Yesterday: 1996

moto

When the Motorola StarTAC came out, it was revolutionary as the first flip phone. External antennas got shorter and if you owned this phone, you were lucky to have such a slim phone.

Yesterday: 2006

 

rimlgrazor

 

10 years doesn’t seem so far away, but having a look at our phones may make us feel old. Kids today will never realize the struggle of texting with T9, what a luxury it was to have data and internet on our phones. Watching videos have never been so hard on our eyes.

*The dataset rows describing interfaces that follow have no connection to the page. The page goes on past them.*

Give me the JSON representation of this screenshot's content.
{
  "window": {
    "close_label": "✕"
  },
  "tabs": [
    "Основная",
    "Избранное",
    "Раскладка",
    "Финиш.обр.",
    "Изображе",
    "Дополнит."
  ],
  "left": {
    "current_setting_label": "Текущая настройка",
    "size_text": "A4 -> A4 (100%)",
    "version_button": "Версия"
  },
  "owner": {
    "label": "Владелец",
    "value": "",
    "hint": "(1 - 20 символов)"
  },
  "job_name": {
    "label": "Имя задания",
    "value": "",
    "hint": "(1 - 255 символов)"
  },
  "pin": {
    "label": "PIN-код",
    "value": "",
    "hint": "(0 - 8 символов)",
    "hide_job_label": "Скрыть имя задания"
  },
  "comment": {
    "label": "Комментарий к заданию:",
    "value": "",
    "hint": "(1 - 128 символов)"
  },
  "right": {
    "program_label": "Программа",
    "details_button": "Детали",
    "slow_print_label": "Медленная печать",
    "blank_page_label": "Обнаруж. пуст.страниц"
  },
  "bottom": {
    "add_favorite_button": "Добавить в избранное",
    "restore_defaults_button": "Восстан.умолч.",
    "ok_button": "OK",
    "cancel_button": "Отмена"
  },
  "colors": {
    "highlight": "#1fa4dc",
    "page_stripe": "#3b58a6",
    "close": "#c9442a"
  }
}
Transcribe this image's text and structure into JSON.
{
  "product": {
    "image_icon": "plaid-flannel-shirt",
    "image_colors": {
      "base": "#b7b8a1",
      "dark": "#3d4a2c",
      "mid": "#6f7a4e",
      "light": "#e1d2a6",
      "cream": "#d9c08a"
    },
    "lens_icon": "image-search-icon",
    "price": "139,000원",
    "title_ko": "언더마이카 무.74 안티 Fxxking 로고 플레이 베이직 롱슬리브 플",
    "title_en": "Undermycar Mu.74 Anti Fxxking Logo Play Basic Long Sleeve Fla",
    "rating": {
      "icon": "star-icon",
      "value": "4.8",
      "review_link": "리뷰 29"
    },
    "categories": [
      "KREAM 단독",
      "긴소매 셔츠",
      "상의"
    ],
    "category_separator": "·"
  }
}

These phones took a more personalized approach to cater to the end user.

Today: 2016

iphonesam.jpg

You might be living under a rock if you don’t own a smartphone today…or we’ll say you’re old fashioned 🙂 Today’s smartphone is your mp3 player, camera, camcorder, alarm clock, personal trainer, newspaper…you name it! We’ve gone buttonless touchscreen technology and even cooler features like fingerprint recognition to get into that movie sci-fi vibe.

The Smartphone of Tomorrow?

What would we like to see in our smartphones of the future?

Flexibility

flex


Flexible display screens are already becoming a thing. The technology used in flexible smartphones is known as OLED or Organic Light-Emitting Diode. Here are some of the benefits:

1. Better Durability – 
Since flexible displays employ OLEDs made out of plastic, they provide more durability as compared to traditional glass displays. In other words, this reduces the chances of your smartphone display being smashed to smithereens when you drop it.

2. Lighter Weight – Did you know that plastic is lighter than glass? The atomic composition of plastic makes it relatively lighter in mass than glass of equal size. Plastic OLEDs can make the devices lighter.

3. Thinner Dimensions – Flexible displays can allow smartphone devices to be manufactured with thinner dimensions and in shapes different than the conventional rectangular screen.

Holographic

holo
Holographics would make an interesting use of our phones. Being able to see things in 3D light projection could take mobile games to newer heights. In the picture above, Holoflex claims to be the first smartphone to combine flexibility with holography.

Transparency

Let’s face it, it just look really cool. Imagine the capabilities with 360 degree camera. Makes taking that selfie a little easier.

This ends our trip down memory lane. What future trends would you like to see in your smartphone?

Sources:
http://www.hongkiat.com/blog/flexible-smartphones/
http://www.theverge.com/2016/5/5/11604680/holoflex-flexible-holographic-smartphone